In the world of romance, the only thing better than a hot, underground MMA fighter is a hot, millionaire, underground MMA fighter and that’s exactly what we get in Max “Torment” Huntingdon, the hero in Sarah Castille‘s fabulous novel, Against the Ropes.
Yet the entire book is told from the heroine, Makayla’s perspective, one that begins with her trying to help her best friend at the underground warehouse which serves as the training center and an official fight location for this local, unsanctioned MMA ring. Despite Makayla strong physical reaction to witnessing violence, the EMT in her can’t help but reach out and help when people get hurt. That she is wrestling with some very traumatic issues from her childhood regarding violence, makes this reaction easy to understand and the reader instantly comprehends Makayla’s bravery in entering into a relationship with Max despite his personality which craves the show of strength he gets by doing MMA.

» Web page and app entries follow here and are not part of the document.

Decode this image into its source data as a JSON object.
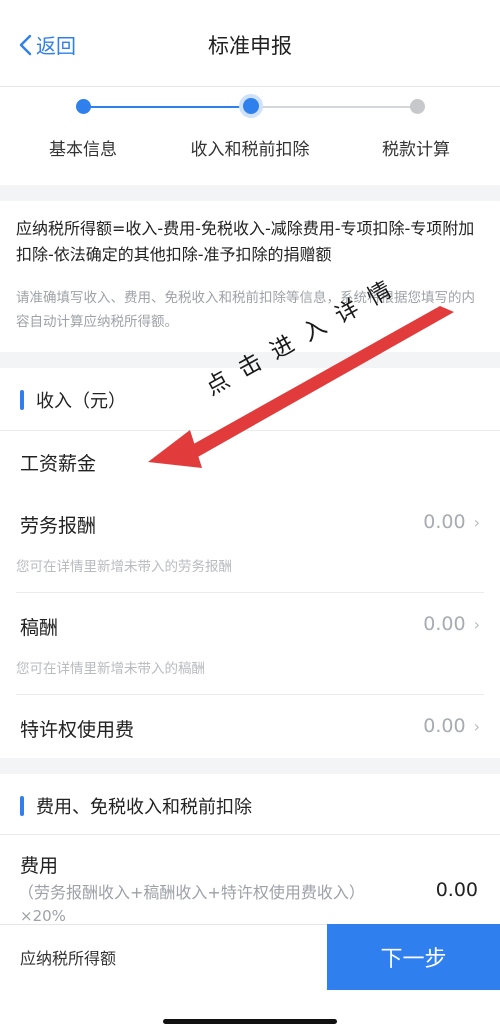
{
  "header": {
    "back_label": "返回",
    "title": "标准申报"
  },
  "steps": [
    {
      "label": "基本信息",
      "state": "done"
    },
    {
      "label": "收入和税前扣除",
      "state": "active"
    },
    {
      "label": "税款计算",
      "state": "pending"
    }
  ],
  "formula": {
    "text": "应纳税所得额=收入-费用-免税收入-减除费用-专项扣除-专项附加扣除-依法确定的其他扣除-准予扣除的捐赠额",
    "hint": "请准确填写收入、费用、免税收入和税前扣除等信息，系统将根据您填写的内容自动计算应纳税所得额。"
  },
  "income": {
    "title": "收入（元）",
    "rows": [
      {
        "label": "工资薪金"
      },
      {
        "label": "劳务报酬",
        "value": "0.00",
        "hint": "您可在详情里新增未带入的劳务报酬"
      },
      {
        "label": "稿酬",
        "value": "0.00",
        "hint": "您可在详情里新增未带入的稿酬"
      },
      {
        "label": "特许权使用费",
        "value": "0.00"
      }
    ]
  },
  "deductions": {
    "title": "费用、免税收入和税前扣除",
    "rows": [
      {
        "label": "费用",
        "formula_line1": "（劳务报酬收入+稿酬收入+特许权使用费收入）",
        "formula_line2": "×20%",
        "value": "0.00"
      }
    ]
  },
  "annotation": {
    "text": "点击进入详情",
    "color": "#e23b3b"
  },
  "bottom": {
    "label": "应纳税所得额",
    "next_label": "下一步"
  },
  "colors": {
    "accent": "#2f7fee",
    "muted": "#a8acb2"
  }
}
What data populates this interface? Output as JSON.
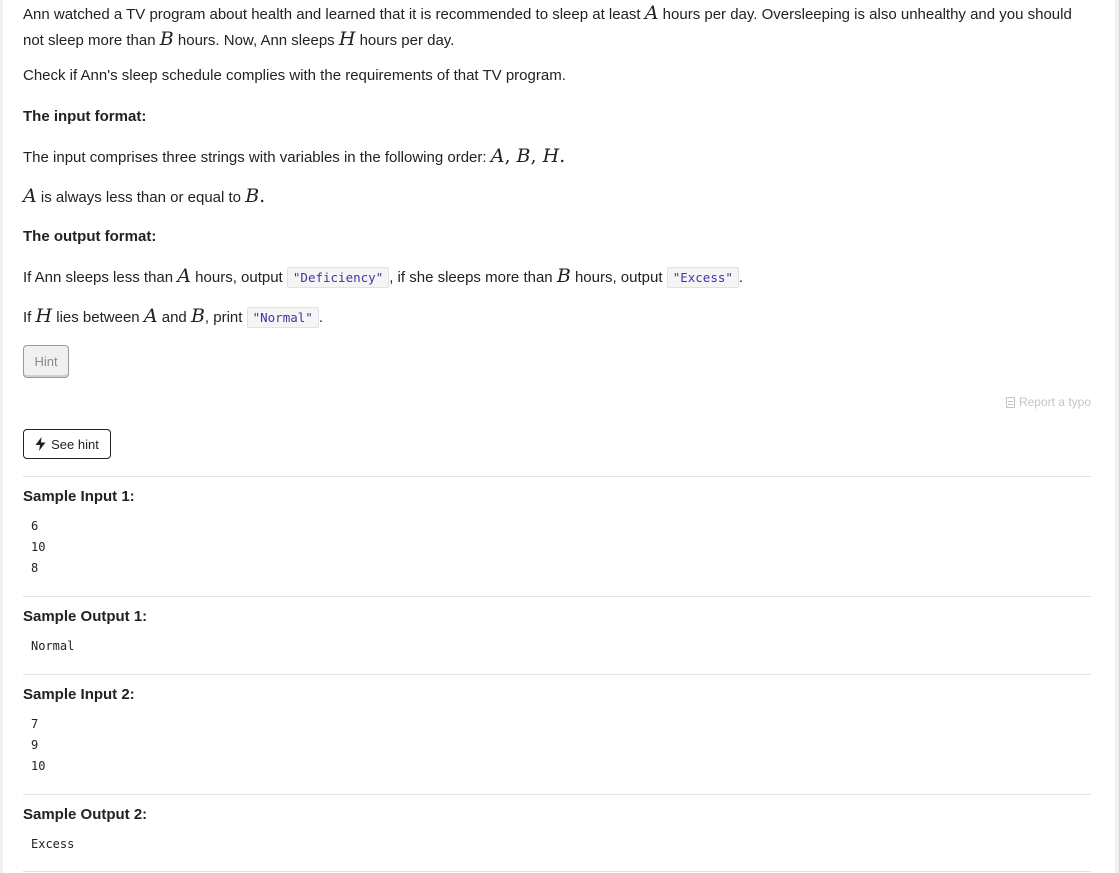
{
  "statement": {
    "p1": {
      "t1": "Ann watched a TV program about health and learned that it is recommended to sleep at least ",
      "m1": "A",
      "t2": " hours per day. Oversleeping is also unhealthy and you should not sleep more than ",
      "m2": "B",
      "t3": " hours. Now, Ann sleeps ",
      "m3": "H",
      "t4": " hours per day."
    },
    "p2": "Check if Ann's sleep schedule complies with the requirements of that TV program.",
    "input_heading": "The input format:",
    "p3": {
      "t1": "The input comprises three strings with variables in the following order: ",
      "m1": "A",
      "c1": ", ",
      "m2": "B",
      "c2": ", ",
      "m3": "H",
      "end": "."
    },
    "p4": {
      "m1": "A",
      "t1": " is always less than or equal to ",
      "m2": "B",
      "end": "."
    },
    "output_heading": "The output format:",
    "p5": {
      "t1": "If Ann sleeps less than ",
      "m1": "A",
      "t2": " hours, output ",
      "code1": "\"Deficiency\"",
      "t3": ", if she sleeps more than ",
      "m2": "B",
      "t4": " hours, output ",
      "code2": "\"Excess\"",
      "end": "."
    },
    "p6": {
      "t1": "If ",
      "m1": "H",
      "t2": " lies between ",
      "m2": "A",
      "t3": " and ",
      "m3": "B",
      "t4": ", print ",
      "code1": "\"Normal\"",
      "end": "."
    }
  },
  "hint_button_label": "Hint",
  "report_link": {
    "label": "Report a typo",
    "icon": "document-icon"
  },
  "see_hint_button": {
    "label": "See hint",
    "icon": "lightning-bolt-icon"
  },
  "samples": [
    {
      "title": "Sample Input 1:",
      "content": "6\n10\n8"
    },
    {
      "title": "Sample Output 1:",
      "content": "Normal"
    },
    {
      "title": "Sample Input 2:",
      "content": "7\n9\n10"
    },
    {
      "title": "Sample Output 2:",
      "content": "Excess"
    }
  ],
  "colors": {
    "code_text": "#4a2fa6",
    "report_link": "#c4c4c4"
  }
}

Max is an irresistible yet flawed individual who you end up loving because of his flaws as much as due to his caring nature. He makes a lot of mistakes with Makayla (as she does with him) but you root for the two of them to make it work since they each give each other way more than they take. Love – true love – always creates more than the sum of two people, and this couple shows how that can become a reality. Castille’s sex scenes between Max and Makayla practically cause the pages to burst into flame and it’s not shocking she’s won numerous contests in the erotic romance category.

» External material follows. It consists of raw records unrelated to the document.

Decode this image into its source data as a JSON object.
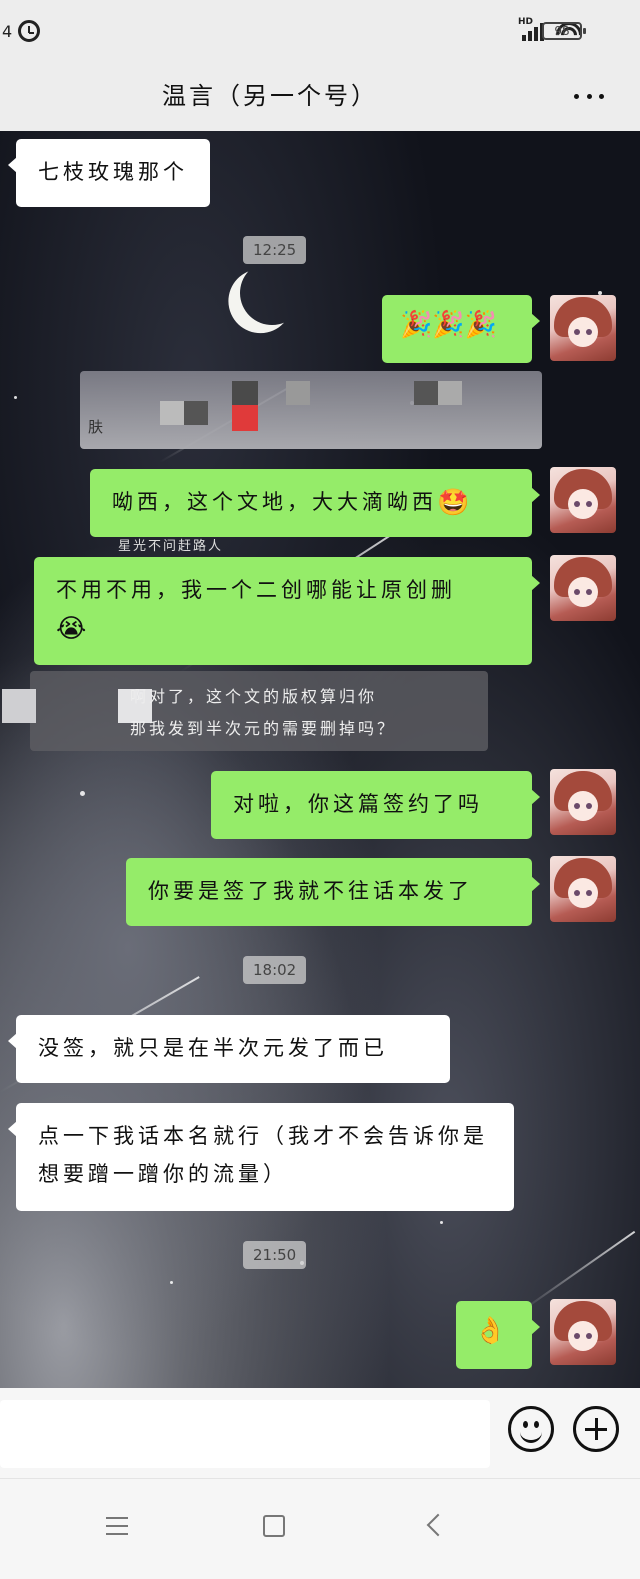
{
  "status_bar": {
    "left_text": "4",
    "alarm_icon": "alarm-clock-icon",
    "network_label": "HD",
    "battery": "98"
  },
  "header": {
    "title": "温言（另一个号）",
    "more_icon": "more-dots-icon"
  },
  "messages": [
    {
      "side": "left",
      "text": "七枝玫瑰那个"
    },
    {
      "type": "time",
      "text": "12:25"
    },
    {
      "side": "right",
      "emoji": "🎉🎉🎉"
    },
    {
      "type": "obscured",
      "cut_text": "肤"
    },
    {
      "side": "right",
      "text": "呦西，这个文地，大大滴呦西",
      "emoji": "🤩"
    },
    {
      "side": "right",
      "text": "不用不用，我一个二创哪能让原创删",
      "emoji": "😭"
    },
    {
      "type": "obscured_card",
      "line1": "啊对了，这个文的版权算归你",
      "line2": "那我发到半次元的需要删掉吗？"
    },
    {
      "side": "right",
      "text": "对啦，你这篇签约了吗"
    },
    {
      "side": "right",
      "text": "你要是签了我就不往话本发了"
    },
    {
      "type": "time",
      "text": "18:02"
    },
    {
      "side": "left",
      "text": "没签，就只是在半次元发了而已"
    },
    {
      "side": "left",
      "text": "点一下我话本名就行（我才不会告诉你是想要蹭一蹭你的流量）"
    },
    {
      "type": "time",
      "text": "21:50"
    },
    {
      "side": "right",
      "emoji": "👌"
    }
  ],
  "background_text": "星光不问赶路人",
  "input_bar": {
    "emoji_icon": "smiley-icon",
    "plus_icon": "plus-circle-icon"
  },
  "nav_bar": {
    "menu_icon": "menu-icon",
    "home_icon": "home-square-icon",
    "back_icon": "back-chevron-icon"
  },
  "colors": {
    "sent_bubble": "#95ec69",
    "received_bubble": "#ffffff",
    "header_bg": "#ededed"
  }
}
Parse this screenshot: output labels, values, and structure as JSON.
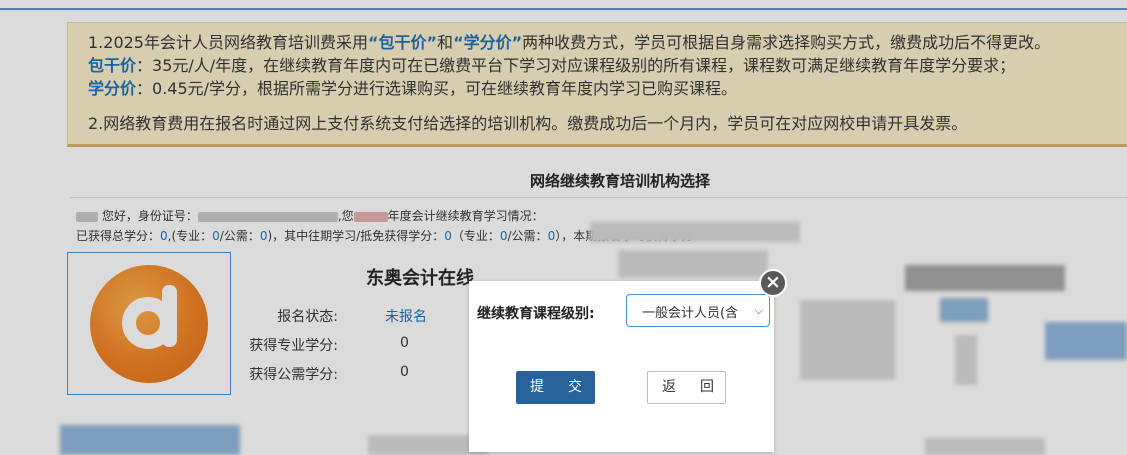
{
  "notice": {
    "line1": "1.2025年会计人员网络教育培训费采用",
    "hl1": "“包干价”",
    "line1_mid": "和",
    "hl2": "“学分价”",
    "line1_end": "两种收费方式，学员可根据自身需求选择购买方式，缴费成功后不得更改。",
    "label2": "包干价",
    "line2": "：35元/人/年度，在继续教育年度内可在已缴费平台下学习对应课程级别的所有课程，课程数可满足继续教育年度学分要求；",
    "label3": "学分价",
    "line3": "：0.45元/学分，根据所需学分进行选课购买，可在继续教育年度内学习已购买课程。",
    "line4": "2.网络教育费用在报名时通过网上支付系统支付给选择的培训机构。缴费成功后一个月内，学员可在对应网校申请开具发票。"
  },
  "section_title": "网络继续教育培训机构选择",
  "info": {
    "greet": "您好，身份证号：",
    "greet_end": "年度会计继续教育学习情况：",
    "credits_prefix": "已获得总学分：",
    "total": "0",
    "major_label": ",(专业：",
    "major": "0",
    "public_label": "/公需：",
    "public": "0",
    "mid": ")，其中往期学习/抵免获得学分：",
    "prev": "0",
    "major_label2": "（专业：",
    "major2": "0",
    "public_label2": "/公需：",
    "public2": "0",
    "end": "），本期报名学习获得学分"
  },
  "org": {
    "name": "东奥会计在线",
    "status_label": "报名状态:",
    "status_value": "未报名",
    "major_label": "获得专业学分:",
    "major_value": "0",
    "public_label": "获得公需学分:",
    "public_value": "0"
  },
  "modal": {
    "label": "继续教育课程级别:",
    "selected": "一般会计人员(含",
    "submit": "提交",
    "back": "返回"
  },
  "colors": {
    "accent": "#27639a",
    "link": "#1a6eb8",
    "notice_bg": "#fbefcb"
  }
}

It’s tough to go too much into the plot with a typical summary since this book lives inside Makayla’s head. There is a distinct progression in their relationship and if you like possessive alpha males you will have noooooooo problem with Max, particularly when you discover why he might be a tad hypervigilant. Makayla is also dealing with insane student loan issues (and I confess to thinking this was the most unrealistic part of the novel – underground millionaire MMA fighter with venture capitalist firm, no problem, but harassing phone calls with threats to repossess your parent’s house for YOUR student loans, not freakin’ likely). She is however, surrounded by good friends and plenty of male interest, and in the middle of trying to figure out what she wants to do with her life (she was pre-med at the top of her class). Perhaps because of that element, and since Castille uses the first person to tell this story, I actually feel that there were a lot of factors which place this novel in the “new adult” category, if that’s an interest of yours.

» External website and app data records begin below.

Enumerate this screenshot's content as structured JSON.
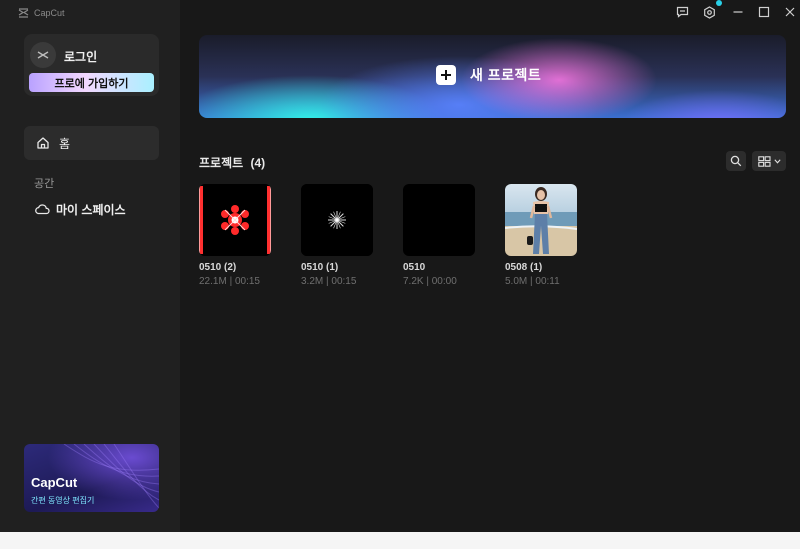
{
  "app": {
    "name": "CapCut"
  },
  "sidebar": {
    "login_label": "로그인",
    "signup_label": "프로에 가입하기",
    "nav_home": {
      "label": "홈",
      "icon": "home-icon"
    },
    "section_label": "공간",
    "nav_space": {
      "label": "마이 스페이스",
      "icon": "cloud-icon"
    },
    "promo": {
      "title": "CapCut",
      "subtitle": "간편 동영상 편집기"
    }
  },
  "titlebar": {
    "icons": [
      "feedback-icon",
      "settings-icon",
      "minimize-icon",
      "maximize-icon",
      "close-icon"
    ],
    "notification_color": "#29d0e8"
  },
  "main": {
    "new_project_label": "새 프로젝트",
    "projects_title": "프로젝트",
    "projects_count": "(4)",
    "projects": [
      {
        "name": "0510 (2)",
        "size": "22.1M",
        "duration": "00:15",
        "thumb": "red-framed-flower"
      },
      {
        "name": "0510 (1)",
        "size": "3.2M",
        "duration": "00:15",
        "thumb": "white-starburst"
      },
      {
        "name": "0510",
        "size": "7.2K",
        "duration": "00:00",
        "thumb": "black"
      },
      {
        "name": "0508 (1)",
        "size": "5.0M",
        "duration": "00:11",
        "thumb": "beach-photo"
      }
    ],
    "meta_separator": " | "
  },
  "colors": {
    "background": "#181818",
    "sidebar": "#202020",
    "accent": "#29d0e8"
  }
}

Castille’s writing is outstanding in the sense that this is an insightful, deeply psychological novel that delves into the heroine’s head and sifts through some pretty deep stuff. Makayla doesn’t initially realize that she craves the dominance Max offers her (although her body understands pretty quickly). Yet her hot, steamy, highly erotic encounters with him often trigger flashbacks to the violence in her childhood. At first it’s unbelievably disturbing and I found myself, like Makayla, resisting the idea that she could be sexually turned on by something that would dredge up these memories. But by the end of the book it’s clear that this tension exists because Makayla’s brain is helping her reconcile her memories of violence done out of anger by an unhealthy person with the reality in front of her – namely that Max’s violence is controlled and strategic, born of a desire to protect the people important to him.
The MMA part of this was smart – fans of Kele Moon’s Battered Hearts series would find a lot to love here – and Castille writes every character with respect and depth, no mean feat! I hate the first person (it takes an amazing author like Charlotte Stein to get me to get past that hurdle) but I loved Against the Ropes don’t plan on fighting the purchase of any future Sarah Castille books which are going right into my “must read” list.